[Excerpts from an interface dataset]
········

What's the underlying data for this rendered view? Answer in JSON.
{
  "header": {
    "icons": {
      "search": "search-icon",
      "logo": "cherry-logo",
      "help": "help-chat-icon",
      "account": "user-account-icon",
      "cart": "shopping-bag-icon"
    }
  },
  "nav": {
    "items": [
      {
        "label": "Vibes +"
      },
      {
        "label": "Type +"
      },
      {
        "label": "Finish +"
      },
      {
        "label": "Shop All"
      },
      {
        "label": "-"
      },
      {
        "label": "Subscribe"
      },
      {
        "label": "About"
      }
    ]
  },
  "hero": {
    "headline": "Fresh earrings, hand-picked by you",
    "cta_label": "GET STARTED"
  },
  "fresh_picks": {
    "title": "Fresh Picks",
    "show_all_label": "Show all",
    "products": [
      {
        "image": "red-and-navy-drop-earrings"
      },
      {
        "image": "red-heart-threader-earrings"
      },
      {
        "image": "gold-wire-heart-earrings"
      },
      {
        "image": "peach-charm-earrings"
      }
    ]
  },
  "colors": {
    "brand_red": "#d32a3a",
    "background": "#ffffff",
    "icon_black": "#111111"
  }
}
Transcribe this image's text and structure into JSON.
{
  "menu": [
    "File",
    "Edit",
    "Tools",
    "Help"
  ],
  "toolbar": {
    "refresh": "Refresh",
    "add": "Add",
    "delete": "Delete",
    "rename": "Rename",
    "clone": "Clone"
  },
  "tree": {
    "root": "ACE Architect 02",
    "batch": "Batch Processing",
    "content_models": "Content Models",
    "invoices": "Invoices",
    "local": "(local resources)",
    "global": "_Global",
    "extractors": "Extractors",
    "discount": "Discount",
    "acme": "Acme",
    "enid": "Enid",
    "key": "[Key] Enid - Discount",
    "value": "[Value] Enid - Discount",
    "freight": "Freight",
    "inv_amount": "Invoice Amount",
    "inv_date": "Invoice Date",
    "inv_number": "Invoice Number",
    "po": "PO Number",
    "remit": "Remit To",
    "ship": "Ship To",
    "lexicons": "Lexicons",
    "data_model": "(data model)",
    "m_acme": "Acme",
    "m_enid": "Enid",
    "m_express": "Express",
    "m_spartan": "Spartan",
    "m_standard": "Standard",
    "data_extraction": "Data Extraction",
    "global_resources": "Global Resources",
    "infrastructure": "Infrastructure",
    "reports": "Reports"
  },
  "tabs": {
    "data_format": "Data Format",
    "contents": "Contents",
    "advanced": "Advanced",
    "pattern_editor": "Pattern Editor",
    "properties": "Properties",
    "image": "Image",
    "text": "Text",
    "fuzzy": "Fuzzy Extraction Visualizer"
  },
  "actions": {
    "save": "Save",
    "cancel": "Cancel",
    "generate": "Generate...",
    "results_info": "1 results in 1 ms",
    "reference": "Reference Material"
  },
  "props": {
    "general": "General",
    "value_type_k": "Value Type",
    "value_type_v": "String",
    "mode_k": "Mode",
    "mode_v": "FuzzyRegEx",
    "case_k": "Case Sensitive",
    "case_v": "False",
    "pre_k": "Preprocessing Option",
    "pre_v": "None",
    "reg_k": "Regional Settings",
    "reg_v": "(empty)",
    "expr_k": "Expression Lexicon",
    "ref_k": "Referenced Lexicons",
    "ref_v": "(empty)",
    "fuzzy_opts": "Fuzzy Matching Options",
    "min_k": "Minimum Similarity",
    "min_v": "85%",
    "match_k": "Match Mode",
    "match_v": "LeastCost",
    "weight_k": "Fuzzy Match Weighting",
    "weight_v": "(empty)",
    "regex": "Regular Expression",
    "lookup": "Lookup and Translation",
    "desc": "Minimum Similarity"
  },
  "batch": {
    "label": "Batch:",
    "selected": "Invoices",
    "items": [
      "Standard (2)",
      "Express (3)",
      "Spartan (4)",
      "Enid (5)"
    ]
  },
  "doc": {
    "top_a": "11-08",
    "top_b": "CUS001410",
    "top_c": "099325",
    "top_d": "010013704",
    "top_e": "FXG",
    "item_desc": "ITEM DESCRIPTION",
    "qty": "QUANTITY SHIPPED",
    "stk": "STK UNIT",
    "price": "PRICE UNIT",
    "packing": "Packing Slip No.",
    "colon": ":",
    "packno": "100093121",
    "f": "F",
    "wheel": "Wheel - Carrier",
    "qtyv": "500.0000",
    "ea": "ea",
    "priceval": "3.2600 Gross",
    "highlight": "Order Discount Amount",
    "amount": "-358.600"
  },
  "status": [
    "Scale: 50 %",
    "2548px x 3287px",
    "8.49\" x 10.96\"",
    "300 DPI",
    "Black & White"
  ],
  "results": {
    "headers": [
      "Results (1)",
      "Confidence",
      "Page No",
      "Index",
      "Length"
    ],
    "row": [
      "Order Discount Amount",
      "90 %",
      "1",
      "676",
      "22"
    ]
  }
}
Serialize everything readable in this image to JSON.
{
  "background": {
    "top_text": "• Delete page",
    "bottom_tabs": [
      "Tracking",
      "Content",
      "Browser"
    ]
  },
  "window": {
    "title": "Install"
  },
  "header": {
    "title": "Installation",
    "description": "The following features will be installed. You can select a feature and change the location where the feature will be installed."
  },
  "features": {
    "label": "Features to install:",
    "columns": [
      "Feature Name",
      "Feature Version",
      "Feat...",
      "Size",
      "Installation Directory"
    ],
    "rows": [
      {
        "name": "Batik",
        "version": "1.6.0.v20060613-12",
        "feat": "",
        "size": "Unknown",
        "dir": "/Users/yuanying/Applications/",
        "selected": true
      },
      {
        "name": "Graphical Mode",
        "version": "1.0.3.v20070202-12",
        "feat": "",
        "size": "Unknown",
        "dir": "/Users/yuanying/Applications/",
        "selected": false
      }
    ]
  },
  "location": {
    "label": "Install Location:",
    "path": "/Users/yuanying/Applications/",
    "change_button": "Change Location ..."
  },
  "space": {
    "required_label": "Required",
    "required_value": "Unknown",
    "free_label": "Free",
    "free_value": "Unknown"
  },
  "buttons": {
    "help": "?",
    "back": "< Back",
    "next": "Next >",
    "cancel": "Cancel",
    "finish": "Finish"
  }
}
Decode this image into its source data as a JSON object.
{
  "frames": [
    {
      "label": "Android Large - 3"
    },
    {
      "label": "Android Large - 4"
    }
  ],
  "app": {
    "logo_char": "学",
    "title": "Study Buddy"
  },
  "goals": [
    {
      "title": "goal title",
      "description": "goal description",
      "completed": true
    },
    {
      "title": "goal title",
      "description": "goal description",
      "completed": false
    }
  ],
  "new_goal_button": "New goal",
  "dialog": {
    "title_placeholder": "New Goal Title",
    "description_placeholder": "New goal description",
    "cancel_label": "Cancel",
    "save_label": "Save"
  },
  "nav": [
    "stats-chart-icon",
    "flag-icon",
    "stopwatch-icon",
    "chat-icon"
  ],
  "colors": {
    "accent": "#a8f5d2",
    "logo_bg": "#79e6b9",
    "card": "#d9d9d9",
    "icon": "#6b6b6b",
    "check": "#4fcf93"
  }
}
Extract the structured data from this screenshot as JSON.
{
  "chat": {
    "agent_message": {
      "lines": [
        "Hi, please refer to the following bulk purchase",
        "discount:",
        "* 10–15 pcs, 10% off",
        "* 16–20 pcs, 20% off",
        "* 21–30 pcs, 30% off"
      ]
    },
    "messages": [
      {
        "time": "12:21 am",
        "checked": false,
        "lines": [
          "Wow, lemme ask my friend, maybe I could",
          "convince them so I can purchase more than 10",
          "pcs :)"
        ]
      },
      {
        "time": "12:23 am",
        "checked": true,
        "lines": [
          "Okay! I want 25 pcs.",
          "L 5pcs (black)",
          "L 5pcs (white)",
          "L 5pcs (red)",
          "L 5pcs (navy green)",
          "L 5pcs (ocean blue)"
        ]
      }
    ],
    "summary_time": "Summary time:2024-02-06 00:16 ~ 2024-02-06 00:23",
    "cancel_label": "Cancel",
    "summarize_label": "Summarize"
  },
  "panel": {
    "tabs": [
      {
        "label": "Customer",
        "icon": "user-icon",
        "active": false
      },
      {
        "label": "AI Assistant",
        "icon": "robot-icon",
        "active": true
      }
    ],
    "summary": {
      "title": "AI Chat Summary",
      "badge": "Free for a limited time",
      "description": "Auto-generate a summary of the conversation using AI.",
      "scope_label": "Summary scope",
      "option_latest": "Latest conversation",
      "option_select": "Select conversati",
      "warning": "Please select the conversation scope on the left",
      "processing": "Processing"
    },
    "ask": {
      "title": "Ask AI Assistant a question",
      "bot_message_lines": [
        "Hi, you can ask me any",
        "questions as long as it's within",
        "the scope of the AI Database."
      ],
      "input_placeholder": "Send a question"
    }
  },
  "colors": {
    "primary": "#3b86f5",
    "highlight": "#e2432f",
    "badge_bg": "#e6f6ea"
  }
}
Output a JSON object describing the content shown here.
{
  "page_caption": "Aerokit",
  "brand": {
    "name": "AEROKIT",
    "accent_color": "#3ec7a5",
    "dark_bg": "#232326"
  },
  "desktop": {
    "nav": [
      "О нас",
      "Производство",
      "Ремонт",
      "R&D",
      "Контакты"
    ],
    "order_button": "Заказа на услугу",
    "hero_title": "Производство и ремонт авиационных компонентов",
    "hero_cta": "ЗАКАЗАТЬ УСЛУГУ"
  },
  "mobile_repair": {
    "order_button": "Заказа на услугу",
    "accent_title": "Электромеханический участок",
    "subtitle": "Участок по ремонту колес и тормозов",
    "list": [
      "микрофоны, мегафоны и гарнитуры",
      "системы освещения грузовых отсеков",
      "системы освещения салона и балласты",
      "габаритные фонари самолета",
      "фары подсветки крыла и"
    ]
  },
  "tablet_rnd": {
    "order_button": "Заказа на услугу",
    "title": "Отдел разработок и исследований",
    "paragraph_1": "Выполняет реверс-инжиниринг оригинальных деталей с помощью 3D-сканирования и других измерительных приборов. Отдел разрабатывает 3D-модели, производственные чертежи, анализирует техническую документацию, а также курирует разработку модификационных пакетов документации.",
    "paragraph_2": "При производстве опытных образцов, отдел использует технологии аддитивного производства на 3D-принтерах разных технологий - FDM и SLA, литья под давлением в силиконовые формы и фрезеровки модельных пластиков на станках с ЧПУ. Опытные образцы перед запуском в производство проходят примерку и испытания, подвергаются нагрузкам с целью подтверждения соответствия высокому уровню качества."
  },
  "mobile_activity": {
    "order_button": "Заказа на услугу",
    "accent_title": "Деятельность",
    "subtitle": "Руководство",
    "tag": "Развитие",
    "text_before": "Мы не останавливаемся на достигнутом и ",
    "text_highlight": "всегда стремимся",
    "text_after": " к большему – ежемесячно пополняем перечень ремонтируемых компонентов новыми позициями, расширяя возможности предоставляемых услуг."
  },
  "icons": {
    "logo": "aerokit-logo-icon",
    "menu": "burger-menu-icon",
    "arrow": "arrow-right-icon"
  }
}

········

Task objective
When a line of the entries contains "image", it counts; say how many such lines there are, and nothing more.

Answer to this task
8